I’ve already praised Philippa Hyde’s contribution to the Purcell work. Her performances in the other works are of equally high quality and she is most ably supported by the Parley of Instruments, who also work their customary magic in the instrumental interludes. The whole is woven together by master magician Peter Holman. The quality of Holman’s contribution I took for granted even before playing the recording, but Ms Hyde has been a major (re)-discovery. She sings Semira on the Hyperion recording of Arne’s Artaxerxes, the reissue of which I reviewed some time ago, but I hadn’t really taken on board the excellence of her singing till now. Actually, I note that I thought her diction less than exemplary in Arne – see review – a comment which certainly does not apply to the new recording. (Look out for a review of the new Linn Records version of Artaxerxes in my March 2011 Download Roundup).
My Arcam Solo refused to recognise the CD, but other less fussy – and less expensive – decks readily obliged. Otherwise the recording is excellent, though audiophiles will regret that there is no SACD and that the download from Chandos’ own site, theclassicalshop.net comes in mp3 and lossless only, without the 24-bit option which they have been offering recently – a pity, since the original was, of course, recorded in 24-bit sound.
The excellent notes complete an offering which will appeal strongly, albeit to a limited audience. Even if you aren’t an expert in the music of this period, if you like Purcell and Handel, I’d encourage you to try this programme of music by their contemporaries. To end where I began, it may not set your listening experience afire, but you’re almost bound to enjoy it. If you’re not sure, like other Chandos recordings, it can be sampled via the invaluable Naxos Music Library.

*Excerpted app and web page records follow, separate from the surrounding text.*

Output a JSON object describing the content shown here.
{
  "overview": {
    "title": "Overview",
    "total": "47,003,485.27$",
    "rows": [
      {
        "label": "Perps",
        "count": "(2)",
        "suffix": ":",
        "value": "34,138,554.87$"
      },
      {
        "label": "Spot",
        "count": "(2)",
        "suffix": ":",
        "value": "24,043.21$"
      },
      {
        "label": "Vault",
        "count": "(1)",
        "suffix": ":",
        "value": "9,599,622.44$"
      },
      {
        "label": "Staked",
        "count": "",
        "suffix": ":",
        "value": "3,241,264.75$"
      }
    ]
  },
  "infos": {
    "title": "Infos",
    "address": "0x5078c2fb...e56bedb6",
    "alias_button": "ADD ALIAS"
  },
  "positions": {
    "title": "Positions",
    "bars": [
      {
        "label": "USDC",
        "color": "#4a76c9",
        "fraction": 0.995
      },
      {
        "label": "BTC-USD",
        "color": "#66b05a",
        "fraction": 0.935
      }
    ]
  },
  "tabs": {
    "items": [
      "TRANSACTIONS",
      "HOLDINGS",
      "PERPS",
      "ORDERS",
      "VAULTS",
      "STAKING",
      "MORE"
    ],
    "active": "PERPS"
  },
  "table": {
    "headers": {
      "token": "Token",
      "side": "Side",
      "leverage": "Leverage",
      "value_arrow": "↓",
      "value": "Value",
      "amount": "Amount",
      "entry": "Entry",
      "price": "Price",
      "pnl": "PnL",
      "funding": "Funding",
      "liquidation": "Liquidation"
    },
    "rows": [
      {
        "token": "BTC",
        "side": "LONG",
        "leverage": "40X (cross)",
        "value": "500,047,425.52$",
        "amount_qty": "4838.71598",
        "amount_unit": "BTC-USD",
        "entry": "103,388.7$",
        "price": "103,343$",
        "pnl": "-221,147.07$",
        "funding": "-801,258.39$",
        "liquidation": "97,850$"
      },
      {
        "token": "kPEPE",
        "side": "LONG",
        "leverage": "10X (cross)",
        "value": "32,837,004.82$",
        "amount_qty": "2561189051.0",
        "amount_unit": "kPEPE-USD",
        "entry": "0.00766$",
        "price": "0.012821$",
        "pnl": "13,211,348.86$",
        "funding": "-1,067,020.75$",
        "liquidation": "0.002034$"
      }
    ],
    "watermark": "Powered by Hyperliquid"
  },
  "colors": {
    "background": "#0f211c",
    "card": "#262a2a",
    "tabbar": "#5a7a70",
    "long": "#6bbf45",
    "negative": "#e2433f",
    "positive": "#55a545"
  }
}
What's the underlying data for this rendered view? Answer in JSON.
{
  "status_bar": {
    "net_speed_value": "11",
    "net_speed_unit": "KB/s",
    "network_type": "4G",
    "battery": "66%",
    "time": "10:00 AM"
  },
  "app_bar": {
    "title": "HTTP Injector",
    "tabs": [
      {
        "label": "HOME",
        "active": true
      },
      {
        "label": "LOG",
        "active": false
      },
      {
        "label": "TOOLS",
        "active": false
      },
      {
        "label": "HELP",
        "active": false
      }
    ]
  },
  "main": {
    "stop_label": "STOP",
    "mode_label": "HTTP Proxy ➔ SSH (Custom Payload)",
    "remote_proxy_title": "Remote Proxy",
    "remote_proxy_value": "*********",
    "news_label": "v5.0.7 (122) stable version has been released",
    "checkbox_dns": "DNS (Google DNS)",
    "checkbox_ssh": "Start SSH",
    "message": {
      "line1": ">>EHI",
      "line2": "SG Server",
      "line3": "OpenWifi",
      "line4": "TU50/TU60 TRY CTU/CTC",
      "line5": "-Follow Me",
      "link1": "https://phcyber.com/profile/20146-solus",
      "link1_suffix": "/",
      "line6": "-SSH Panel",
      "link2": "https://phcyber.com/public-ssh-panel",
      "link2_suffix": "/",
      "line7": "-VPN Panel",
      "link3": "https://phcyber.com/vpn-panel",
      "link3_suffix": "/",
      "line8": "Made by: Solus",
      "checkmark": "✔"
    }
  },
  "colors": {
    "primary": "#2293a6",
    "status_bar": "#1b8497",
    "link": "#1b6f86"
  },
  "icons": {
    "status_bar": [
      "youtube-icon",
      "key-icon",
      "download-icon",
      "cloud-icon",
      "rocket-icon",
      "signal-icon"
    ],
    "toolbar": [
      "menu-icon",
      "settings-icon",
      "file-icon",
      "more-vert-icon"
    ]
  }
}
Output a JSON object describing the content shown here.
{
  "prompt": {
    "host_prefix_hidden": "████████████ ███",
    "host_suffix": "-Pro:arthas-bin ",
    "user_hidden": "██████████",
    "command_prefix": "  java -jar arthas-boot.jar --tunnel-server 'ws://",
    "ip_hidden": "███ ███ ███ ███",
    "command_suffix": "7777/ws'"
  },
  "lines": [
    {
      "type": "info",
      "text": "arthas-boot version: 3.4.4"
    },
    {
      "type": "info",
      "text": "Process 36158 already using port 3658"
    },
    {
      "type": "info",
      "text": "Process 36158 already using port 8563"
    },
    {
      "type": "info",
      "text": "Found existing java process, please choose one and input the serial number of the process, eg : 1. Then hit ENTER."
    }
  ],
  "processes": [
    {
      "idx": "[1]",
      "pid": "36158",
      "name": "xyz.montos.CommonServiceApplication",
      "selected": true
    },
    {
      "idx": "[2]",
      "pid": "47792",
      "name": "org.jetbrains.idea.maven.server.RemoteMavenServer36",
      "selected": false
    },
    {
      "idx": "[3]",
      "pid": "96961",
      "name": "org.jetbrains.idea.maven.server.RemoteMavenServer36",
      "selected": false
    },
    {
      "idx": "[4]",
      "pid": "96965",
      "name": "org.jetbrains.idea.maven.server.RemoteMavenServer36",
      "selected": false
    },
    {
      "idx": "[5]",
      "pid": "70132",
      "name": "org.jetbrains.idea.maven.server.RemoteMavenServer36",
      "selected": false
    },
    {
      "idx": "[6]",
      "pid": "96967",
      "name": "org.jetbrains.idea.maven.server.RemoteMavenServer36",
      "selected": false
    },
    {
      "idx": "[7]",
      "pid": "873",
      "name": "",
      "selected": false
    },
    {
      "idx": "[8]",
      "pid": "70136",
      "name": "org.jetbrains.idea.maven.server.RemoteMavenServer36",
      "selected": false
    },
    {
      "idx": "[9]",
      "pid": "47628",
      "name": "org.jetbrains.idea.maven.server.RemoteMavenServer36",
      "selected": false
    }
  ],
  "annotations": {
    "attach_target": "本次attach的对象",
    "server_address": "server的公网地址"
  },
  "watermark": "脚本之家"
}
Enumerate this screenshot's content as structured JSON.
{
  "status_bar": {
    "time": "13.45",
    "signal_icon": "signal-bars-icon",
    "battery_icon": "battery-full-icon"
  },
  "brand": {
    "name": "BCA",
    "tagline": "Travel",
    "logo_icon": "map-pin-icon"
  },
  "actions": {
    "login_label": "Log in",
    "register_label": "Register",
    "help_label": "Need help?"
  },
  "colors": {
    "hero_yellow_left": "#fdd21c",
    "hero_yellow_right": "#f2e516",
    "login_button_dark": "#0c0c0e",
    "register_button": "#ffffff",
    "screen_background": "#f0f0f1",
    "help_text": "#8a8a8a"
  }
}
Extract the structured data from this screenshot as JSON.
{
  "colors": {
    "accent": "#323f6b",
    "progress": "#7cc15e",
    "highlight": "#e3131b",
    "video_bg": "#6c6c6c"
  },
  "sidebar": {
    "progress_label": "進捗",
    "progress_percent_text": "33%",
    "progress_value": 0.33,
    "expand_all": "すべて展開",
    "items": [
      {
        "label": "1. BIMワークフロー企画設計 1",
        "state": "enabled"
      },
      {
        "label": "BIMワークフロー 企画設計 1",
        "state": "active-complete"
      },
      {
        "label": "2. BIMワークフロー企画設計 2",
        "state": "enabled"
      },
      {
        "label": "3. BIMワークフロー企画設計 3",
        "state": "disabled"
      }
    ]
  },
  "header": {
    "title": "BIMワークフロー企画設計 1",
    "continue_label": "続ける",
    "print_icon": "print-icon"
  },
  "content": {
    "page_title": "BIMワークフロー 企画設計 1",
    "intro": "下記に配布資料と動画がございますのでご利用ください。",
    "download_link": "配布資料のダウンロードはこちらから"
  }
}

Giovanni Battista DRAGHI (c.1640–1708)
‘Where art thou, God of Dreams?’* from Romulus and Hersilia (1682) for soprano, two violins, bass viol, and harpsichord [2:58]
** Trio Sonata in g minor for two violins, bass viol, and organ [8:24]
Henry PURCELL (1659–1695)
Tell me, some pitying angel, Z196 (1693)* [6:39]
Raphael COURTEVILLE (fl. c. 1675–c. 1735)
** Creep softly, purling streams (1687)* for soprano, two violins, bass viol, and harpsichord [3:58]
Nicola MATTEIS (fl. c. 1670–c. 1713)
Suite in d minor (1687) [7:44]
William CROFT (1678–1727)
** For rural and sincerer joys* Symphony song for soprano, two violins, bass viol, and harpsichord [7:45]
John WELDON (1676–1736)
** Suite in d minor for two violins, bass viol, and organ [10:04]
George Frideric HANDEL (1685–1759)
** Venus and Adonis, Cantata for soprano, violin, cello, and harpsichord – reconstructed by Peter Holman, HWV85 (c. 1711)*† [10:11]
Johann Christoph PEPUSCH (1667–1752)
** Sonata ‘Smallcoal’ in D for two violins, cello, and harpsichord [3:52]
Nicola Francesco HAYM (1678–1729)
Have mercy upon me, O God (1716)* Chandos anthem for soprano, two violins, cello, and organ [14:07]